(Page and application data records)
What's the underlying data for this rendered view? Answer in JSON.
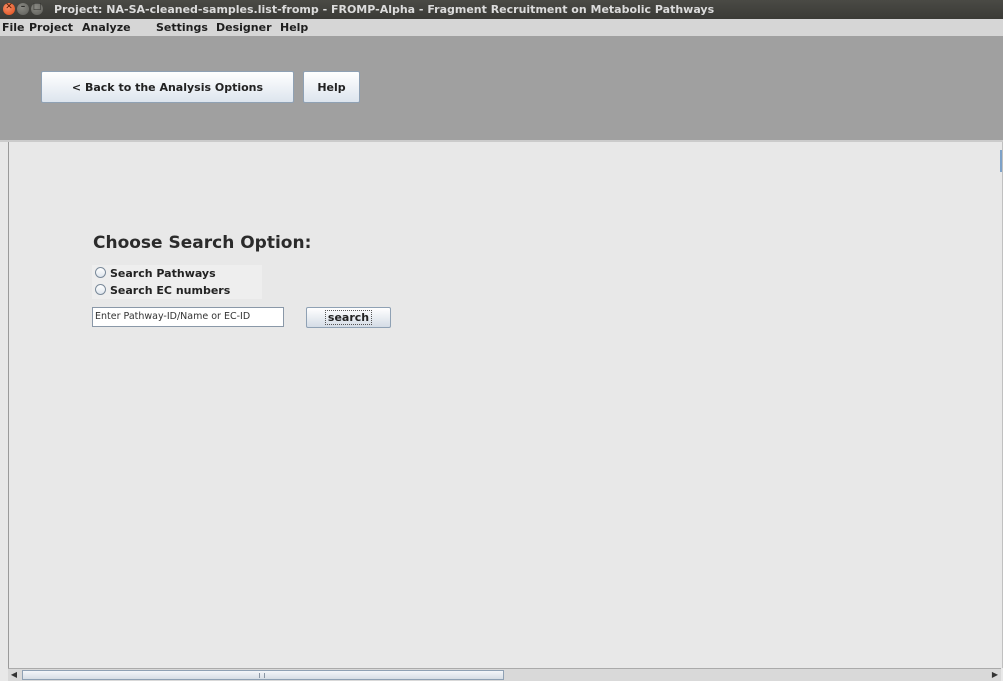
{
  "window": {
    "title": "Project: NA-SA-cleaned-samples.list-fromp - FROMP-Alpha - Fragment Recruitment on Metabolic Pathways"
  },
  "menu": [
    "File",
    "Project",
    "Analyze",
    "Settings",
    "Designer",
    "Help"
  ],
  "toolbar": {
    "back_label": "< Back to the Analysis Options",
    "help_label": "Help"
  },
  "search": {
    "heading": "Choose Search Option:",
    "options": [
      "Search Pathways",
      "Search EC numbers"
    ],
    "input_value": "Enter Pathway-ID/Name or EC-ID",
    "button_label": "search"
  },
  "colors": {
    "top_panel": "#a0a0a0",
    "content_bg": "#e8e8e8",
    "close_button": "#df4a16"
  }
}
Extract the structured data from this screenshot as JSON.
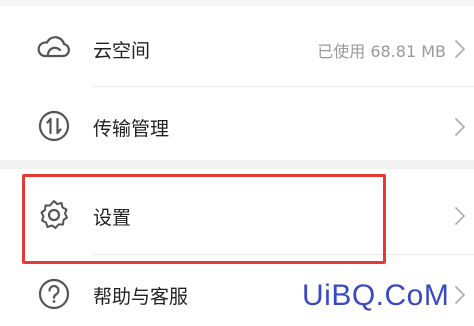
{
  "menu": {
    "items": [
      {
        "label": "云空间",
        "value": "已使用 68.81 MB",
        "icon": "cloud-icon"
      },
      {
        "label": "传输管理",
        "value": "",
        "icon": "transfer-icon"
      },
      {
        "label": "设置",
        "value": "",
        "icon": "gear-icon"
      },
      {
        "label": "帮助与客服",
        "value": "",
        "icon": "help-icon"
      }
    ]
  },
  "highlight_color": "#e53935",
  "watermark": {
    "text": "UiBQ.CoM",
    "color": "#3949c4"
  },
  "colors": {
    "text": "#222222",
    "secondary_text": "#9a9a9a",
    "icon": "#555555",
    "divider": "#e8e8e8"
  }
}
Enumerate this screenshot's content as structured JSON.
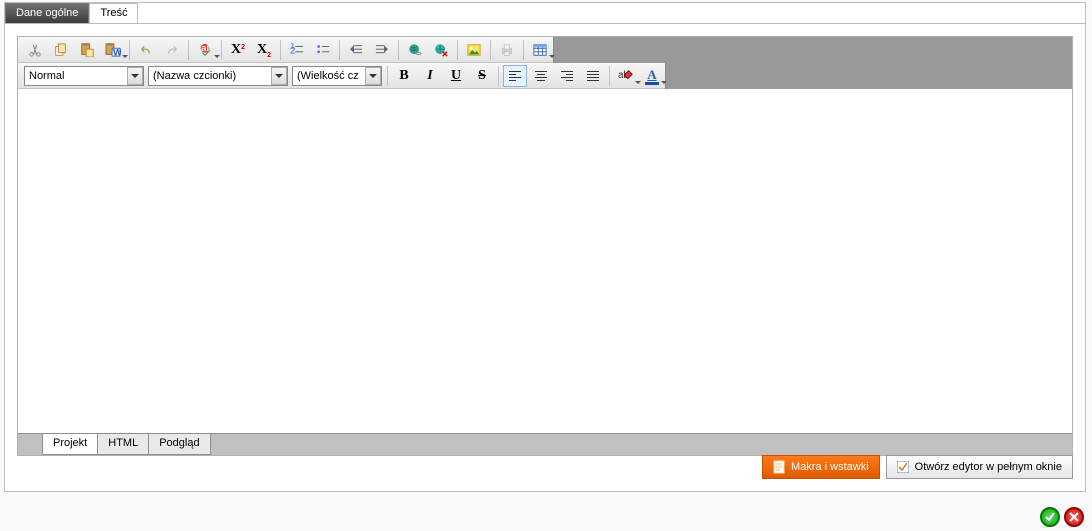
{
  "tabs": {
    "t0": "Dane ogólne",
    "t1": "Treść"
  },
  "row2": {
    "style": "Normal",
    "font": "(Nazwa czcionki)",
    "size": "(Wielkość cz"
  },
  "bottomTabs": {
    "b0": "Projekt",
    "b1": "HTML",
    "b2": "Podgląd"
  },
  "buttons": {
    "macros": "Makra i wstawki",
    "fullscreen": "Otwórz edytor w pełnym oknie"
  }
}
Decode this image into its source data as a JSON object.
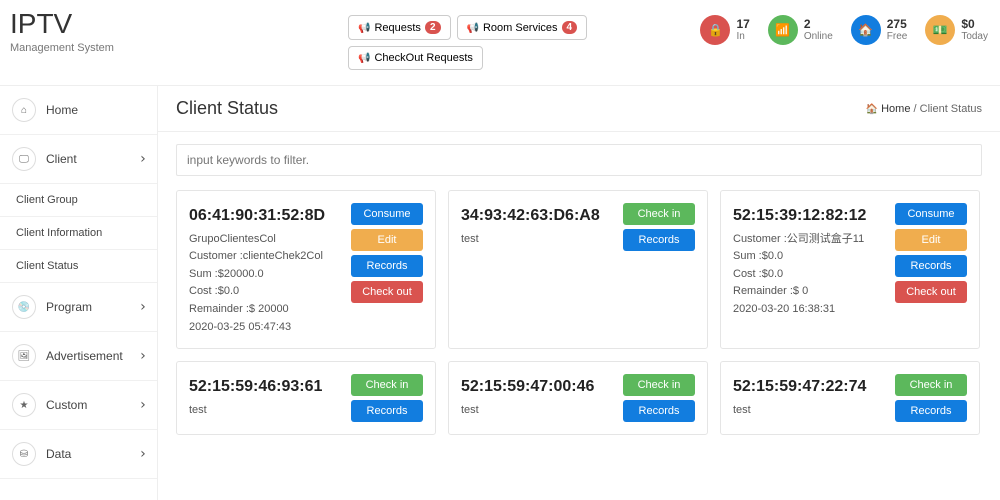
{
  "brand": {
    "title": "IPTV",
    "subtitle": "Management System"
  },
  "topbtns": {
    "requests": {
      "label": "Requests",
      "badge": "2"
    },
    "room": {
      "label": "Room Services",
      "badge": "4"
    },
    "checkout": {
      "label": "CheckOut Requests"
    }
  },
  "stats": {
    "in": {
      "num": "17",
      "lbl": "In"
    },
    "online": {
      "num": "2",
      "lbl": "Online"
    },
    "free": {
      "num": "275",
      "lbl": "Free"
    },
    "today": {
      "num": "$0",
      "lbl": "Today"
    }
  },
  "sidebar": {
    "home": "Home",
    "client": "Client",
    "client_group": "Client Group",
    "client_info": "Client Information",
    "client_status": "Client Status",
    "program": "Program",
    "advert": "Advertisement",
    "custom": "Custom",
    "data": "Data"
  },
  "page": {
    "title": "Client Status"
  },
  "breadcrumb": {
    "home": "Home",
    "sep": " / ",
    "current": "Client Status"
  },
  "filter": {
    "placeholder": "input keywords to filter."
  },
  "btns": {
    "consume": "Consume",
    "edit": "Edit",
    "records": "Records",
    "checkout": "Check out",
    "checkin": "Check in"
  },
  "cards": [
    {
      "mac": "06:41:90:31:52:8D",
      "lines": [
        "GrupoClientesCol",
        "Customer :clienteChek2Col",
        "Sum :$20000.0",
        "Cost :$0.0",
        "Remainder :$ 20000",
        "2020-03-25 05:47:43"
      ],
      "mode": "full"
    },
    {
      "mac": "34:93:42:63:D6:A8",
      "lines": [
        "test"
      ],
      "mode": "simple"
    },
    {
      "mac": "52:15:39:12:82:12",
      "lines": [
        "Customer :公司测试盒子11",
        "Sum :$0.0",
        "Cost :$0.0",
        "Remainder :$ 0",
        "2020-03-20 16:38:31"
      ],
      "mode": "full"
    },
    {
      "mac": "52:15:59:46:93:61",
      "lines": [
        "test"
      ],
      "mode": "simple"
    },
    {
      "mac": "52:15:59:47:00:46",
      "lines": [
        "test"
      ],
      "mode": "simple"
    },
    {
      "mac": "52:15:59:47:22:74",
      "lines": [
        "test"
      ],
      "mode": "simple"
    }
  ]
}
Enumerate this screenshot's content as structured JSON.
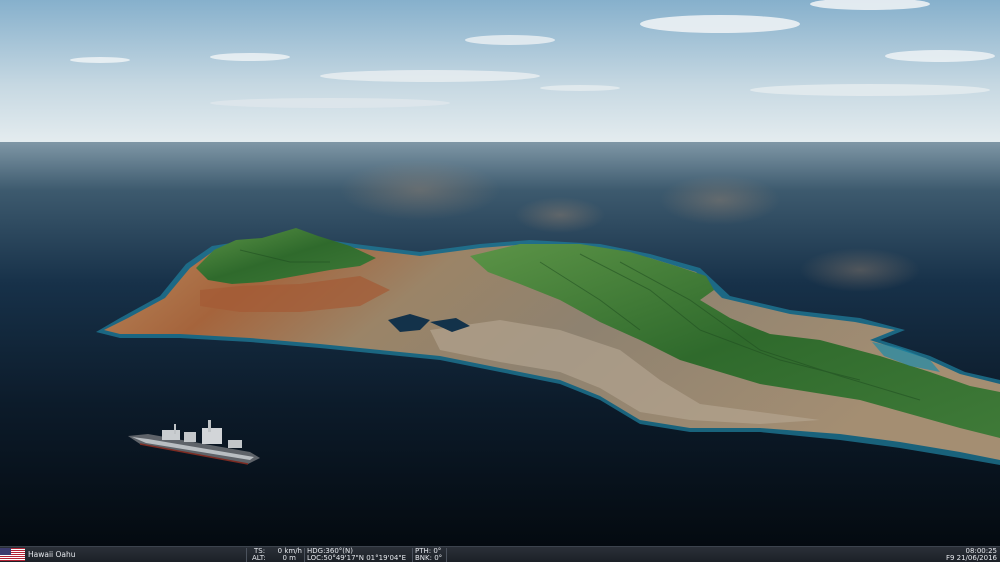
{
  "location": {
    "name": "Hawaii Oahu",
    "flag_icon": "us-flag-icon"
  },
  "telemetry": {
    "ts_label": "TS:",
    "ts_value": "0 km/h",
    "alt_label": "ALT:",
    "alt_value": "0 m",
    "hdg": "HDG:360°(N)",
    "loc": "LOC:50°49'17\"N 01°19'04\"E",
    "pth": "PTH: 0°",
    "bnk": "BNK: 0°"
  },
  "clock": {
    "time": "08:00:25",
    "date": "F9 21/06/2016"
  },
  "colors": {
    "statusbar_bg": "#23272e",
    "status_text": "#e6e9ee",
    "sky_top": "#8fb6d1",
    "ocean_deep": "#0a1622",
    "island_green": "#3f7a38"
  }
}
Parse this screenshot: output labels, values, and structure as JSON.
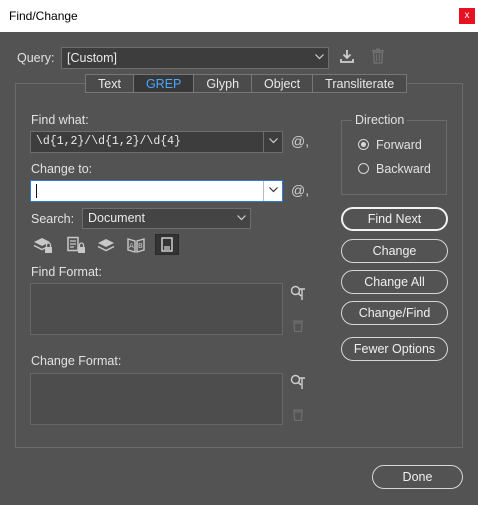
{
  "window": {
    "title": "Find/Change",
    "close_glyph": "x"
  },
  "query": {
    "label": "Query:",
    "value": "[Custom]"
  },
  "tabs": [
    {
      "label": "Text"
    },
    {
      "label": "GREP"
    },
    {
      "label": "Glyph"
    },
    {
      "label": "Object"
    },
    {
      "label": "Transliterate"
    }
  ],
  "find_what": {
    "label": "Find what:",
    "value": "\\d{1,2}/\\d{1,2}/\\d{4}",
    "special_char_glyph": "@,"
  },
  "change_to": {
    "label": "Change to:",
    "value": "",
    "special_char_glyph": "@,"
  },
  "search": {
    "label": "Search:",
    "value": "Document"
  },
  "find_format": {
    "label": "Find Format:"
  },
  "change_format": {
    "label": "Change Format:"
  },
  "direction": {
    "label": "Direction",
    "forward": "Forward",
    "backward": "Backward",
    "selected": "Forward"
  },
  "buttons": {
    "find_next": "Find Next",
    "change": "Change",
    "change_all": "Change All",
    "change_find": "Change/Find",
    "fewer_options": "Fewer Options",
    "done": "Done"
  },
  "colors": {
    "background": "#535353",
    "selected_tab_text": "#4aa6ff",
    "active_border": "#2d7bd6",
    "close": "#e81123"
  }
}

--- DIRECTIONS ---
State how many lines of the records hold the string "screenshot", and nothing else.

--- ANSWER TO THE PROBLEM ---
4